Third track "Flaming Arrow" features some very nice twisted lyrics about a man getting revenge on his ex by setting her apartment building on fire. Maybe primary songwriter and guitarist Zac Colwell had some relationship issues to work out while working on these songs. It starts well enough, with a laid-back, acoustic guitar and organ-driven feel. But about a minute in, the song bursts into a huge, schmaltzy slice of '70's-style AM pop, complete with unnecessary strings and lighter-than-air clean electric guitar. This shift is disarming and annoying and it pretty much sabotages the song. The next song, "Made in a Day", is perfectly pleasant, but almost completely forgettable. But just as you think that Jupiter One is losing their focus, though, out comes "Anna." This is the album's other highlight, a song that mines the '70s much more successfully than "Flaming Arrow". It features a huge chorus with harmony vocals and great use of a '70s-style distorted guitar tone, with subtle keyboard washes in the background.
But then the album really does lose its focus. The second half of the disc features a weak, disco-beat ballad in "Simple Stones", a limp slow-dance song without any hooks ("Strange Teacher"), and a boring tune that completely wastes the great title "High Plains Drifter Finds the Oracle at Delphi". All is not lost, though, as Sunshower does manage a few more gems. "Find Me a Place" is a gentle song by Ishibashi that has strong melodies in its verses and chorus. Ishibashi also writes the album's closer, "People in the Mountain, People in the Ocean", a simple, spare track that is mostly just vocals and acoustic guitar which highlights his strong falsetto. The only rocker on side two, as it were, "Come On", also works very well. While not quite up to the level of "Volcano" or "Anna", it has another strong chorus that marries a catchy melody to a strong backbeat.

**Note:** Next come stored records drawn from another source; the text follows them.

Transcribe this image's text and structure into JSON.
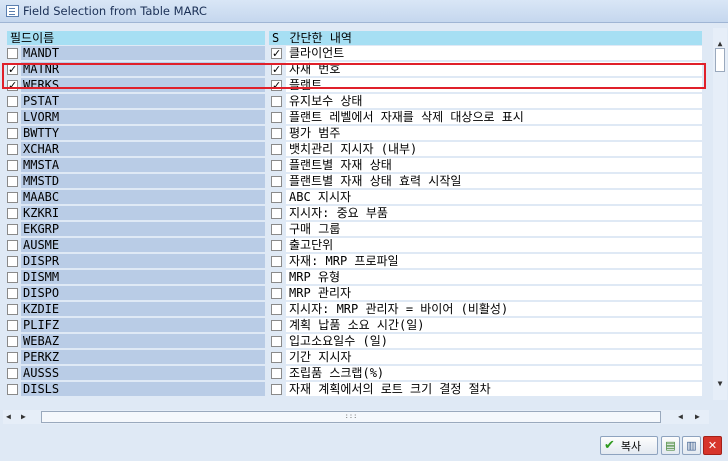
{
  "window": {
    "title": "Field Selection from Table MARC"
  },
  "table": {
    "headers": {
      "field_name": "필드이름",
      "s": "S",
      "short_desc": "간단한 내역"
    },
    "rows": [
      {
        "field": "MANDT",
        "selected": false,
        "shown": true,
        "desc": "클라이언트"
      },
      {
        "field": "MATNR",
        "selected": true,
        "shown": true,
        "desc": "자재 번호"
      },
      {
        "field": "WERKS",
        "selected": true,
        "shown": true,
        "desc": "플랜트"
      },
      {
        "field": "PSTAT",
        "selected": false,
        "shown": false,
        "desc": "유지보수 상태"
      },
      {
        "field": "LVORM",
        "selected": false,
        "shown": false,
        "desc": "플랜트 레벨에서 자재를 삭제 대상으로 표시"
      },
      {
        "field": "BWTTY",
        "selected": false,
        "shown": false,
        "desc": "평가 범주"
      },
      {
        "field": "XCHAR",
        "selected": false,
        "shown": false,
        "desc": "뱃치관리 지시자 (내부)"
      },
      {
        "field": "MMSTA",
        "selected": false,
        "shown": false,
        "desc": "플랜트별 자재 상태"
      },
      {
        "field": "MMSTD",
        "selected": false,
        "shown": false,
        "desc": "플랜트별 자재 상태 효력 시작일"
      },
      {
        "field": "MAABC",
        "selected": false,
        "shown": false,
        "desc": "ABC 지시자"
      },
      {
        "field": "KZKRI",
        "selected": false,
        "shown": false,
        "desc": "지시자: 중요 부품"
      },
      {
        "field": "EKGRP",
        "selected": false,
        "shown": false,
        "desc": "구매 그룹"
      },
      {
        "field": "AUSME",
        "selected": false,
        "shown": false,
        "desc": "출고단위"
      },
      {
        "field": "DISPR",
        "selected": false,
        "shown": false,
        "desc": "자재: MRP 프로파일"
      },
      {
        "field": "DISMM",
        "selected": false,
        "shown": false,
        "desc": "MRP 유형"
      },
      {
        "field": "DISPO",
        "selected": false,
        "shown": false,
        "desc": "MRP 관리자"
      },
      {
        "field": "KZDIE",
        "selected": false,
        "shown": false,
        "desc": "지시자: MRP 관리자 = 바이어 (비활성)"
      },
      {
        "field": "PLIFZ",
        "selected": false,
        "shown": false,
        "desc": "계획 납품 소요 시간(일)"
      },
      {
        "field": "WEBAZ",
        "selected": false,
        "shown": false,
        "desc": "입고소요일수 (일)"
      },
      {
        "field": "PERKZ",
        "selected": false,
        "shown": false,
        "desc": "기간 지시자"
      },
      {
        "field": "AUSSS",
        "selected": false,
        "shown": false,
        "desc": "조립품 스크랩(%)"
      },
      {
        "field": "DISLS",
        "selected": false,
        "shown": false,
        "desc": "자재 계획에서의 로트 크기 결정 절차"
      }
    ]
  },
  "footer": {
    "copy_label": "복사"
  },
  "colors": {
    "highlight": "#e0202a",
    "header_bg": "#a6dff3",
    "field_bg": "#b9cce6"
  }
}
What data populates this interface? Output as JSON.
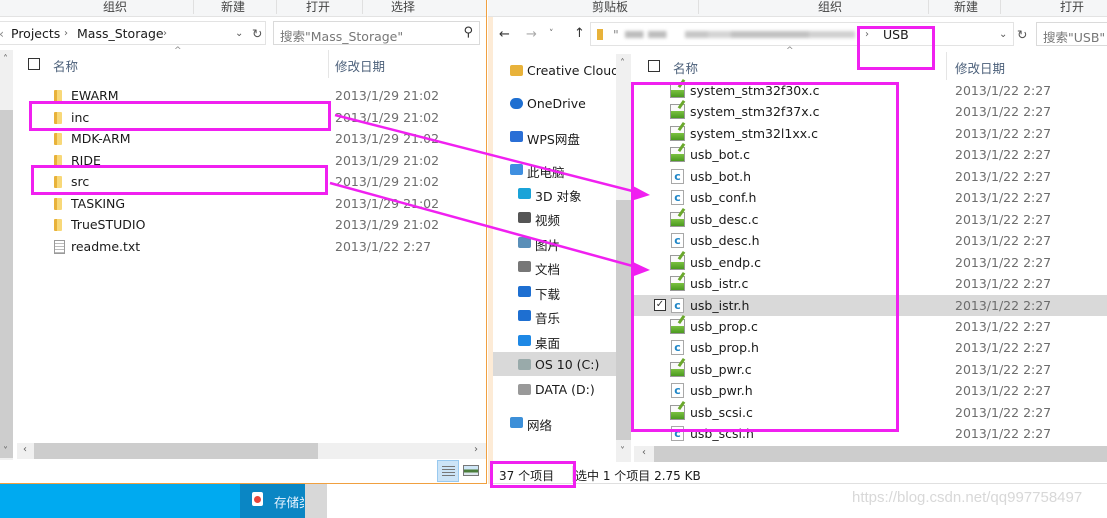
{
  "left_window": {
    "ribbon_groups": [
      "组织",
      "新建",
      "打开",
      "选择"
    ],
    "breadcrumb": [
      "Projects",
      "Mass_Storage"
    ],
    "search_placeholder": "搜索\"Mass_Storage\"",
    "columns": {
      "name": "名称",
      "modified": "修改日期"
    },
    "items": [
      {
        "name": "EWARM",
        "type": "folder",
        "modified": "2013/1/29 21:02"
      },
      {
        "name": "inc",
        "type": "folder",
        "modified": "2013/1/29 21:02",
        "highlighted": true
      },
      {
        "name": "MDK-ARM",
        "type": "folder",
        "modified": "2013/1/29 21:02"
      },
      {
        "name": "RIDE",
        "type": "folder",
        "modified": "2013/1/29 21:02"
      },
      {
        "name": "src",
        "type": "folder",
        "modified": "2013/1/29 21:02",
        "highlighted": true
      },
      {
        "name": "TASKING",
        "type": "folder",
        "modified": "2013/1/29 21:02"
      },
      {
        "name": "TrueSTUDIO",
        "type": "folder",
        "modified": "2013/1/29 21:02"
      },
      {
        "name": "readme.txt",
        "type": "text",
        "modified": "2013/1/22 2:27"
      }
    ]
  },
  "right_window": {
    "ribbon_groups": [
      "剪贴板",
      "组织",
      "新建",
      "打开"
    ],
    "breadcrumb_current": "USB",
    "breadcrumb_prefix_blurred": "\"",
    "search_placeholder": "搜索\"USB\"",
    "columns": {
      "name": "名称",
      "modified": "修改日期"
    },
    "nav_pane": [
      {
        "label": "Creative Cloud",
        "icon": "creative-cloud-icon"
      },
      {
        "label": "OneDrive",
        "icon": "onedrive-icon"
      },
      {
        "label": "WPS网盘",
        "icon": "wps-cloud-icon"
      },
      {
        "label": "此电脑",
        "icon": "computer-icon"
      },
      {
        "label": "3D 对象",
        "icon": "3d-objects-icon"
      },
      {
        "label": "视频",
        "icon": "video-icon"
      },
      {
        "label": "图片",
        "icon": "pictures-icon"
      },
      {
        "label": "文档",
        "icon": "documents-icon"
      },
      {
        "label": "下载",
        "icon": "download-icon"
      },
      {
        "label": "音乐",
        "icon": "music-icon"
      },
      {
        "label": "桌面",
        "icon": "desktop-icon"
      },
      {
        "label": "OS 10 (C:)",
        "icon": "drive-c-icon",
        "selected": true
      },
      {
        "label": "DATA (D:)",
        "icon": "drive-d-icon"
      },
      {
        "label": "网络",
        "icon": "network-icon"
      }
    ],
    "files": [
      {
        "name": "system_stm32f30x.c",
        "type": "c-source",
        "modified": "2013/1/22 2:27"
      },
      {
        "name": "system_stm32f37x.c",
        "type": "c-source",
        "modified": "2013/1/22 2:27"
      },
      {
        "name": "system_stm32l1xx.c",
        "type": "c-source",
        "modified": "2013/1/22 2:27"
      },
      {
        "name": "usb_bot.c",
        "type": "c-source",
        "modified": "2013/1/22 2:27"
      },
      {
        "name": "usb_bot.h",
        "type": "c-header",
        "modified": "2013/1/22 2:27"
      },
      {
        "name": "usb_conf.h",
        "type": "c-header",
        "modified": "2013/1/22 2:27"
      },
      {
        "name": "usb_desc.c",
        "type": "c-source",
        "modified": "2013/1/22 2:27"
      },
      {
        "name": "usb_desc.h",
        "type": "c-header",
        "modified": "2013/1/22 2:27"
      },
      {
        "name": "usb_endp.c",
        "type": "c-source",
        "modified": "2013/1/22 2:27"
      },
      {
        "name": "usb_istr.c",
        "type": "c-source",
        "modified": "2013/1/22 2:27"
      },
      {
        "name": "usb_istr.h",
        "type": "c-header",
        "modified": "2013/1/22 2:27",
        "selected": true
      },
      {
        "name": "usb_prop.c",
        "type": "c-source",
        "modified": "2013/1/22 2:27"
      },
      {
        "name": "usb_prop.h",
        "type": "c-header",
        "modified": "2013/1/22 2:27"
      },
      {
        "name": "usb_pwr.c",
        "type": "c-source",
        "modified": "2013/1/22 2:27"
      },
      {
        "name": "usb_pwr.h",
        "type": "c-header",
        "modified": "2013/1/22 2:27"
      },
      {
        "name": "usb_scsi.c",
        "type": "c-source",
        "modified": "2013/1/22 2:27"
      },
      {
        "name": "usb_scsi.h",
        "type": "c-header",
        "modified": "2013/1/22 2:27"
      }
    ],
    "status": {
      "item_count": "37 个项目",
      "selection": "选中 1 个项目  2.75 KB"
    }
  },
  "taskbar": {
    "item_label": "存储类"
  },
  "watermark": "https://blog.csdn.net/qq997758497",
  "colors": {
    "annotation": "#f020f0",
    "window_border": "#f0a040",
    "taskbar": "#00aaf0",
    "selected_row": "#d9d9d9"
  }
}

It's too bad that Jupiter One can't seem to come up with a great melody every time out, because when they do the songs really pop. And when they don't, well, they just sound flat. The band's first album had some of these same issues, but it was so ridiculously front-loaded with good songs that is wasn't as noticeable. That album also traded heavily in sounds from early '80s new wave. Sunshower trades the '80s for the '70s, but the results are similar. If there's a strong hook, the song works, but if there isn't one, the band isn't musically interesting enough to make up for it. Still, when Jupiter One are good, they're very, very good. There's enough high quality material here to make the album worth a listen. And at a brisk 38 minutes, Sunshower doesn't last long enough to wear out its welcome.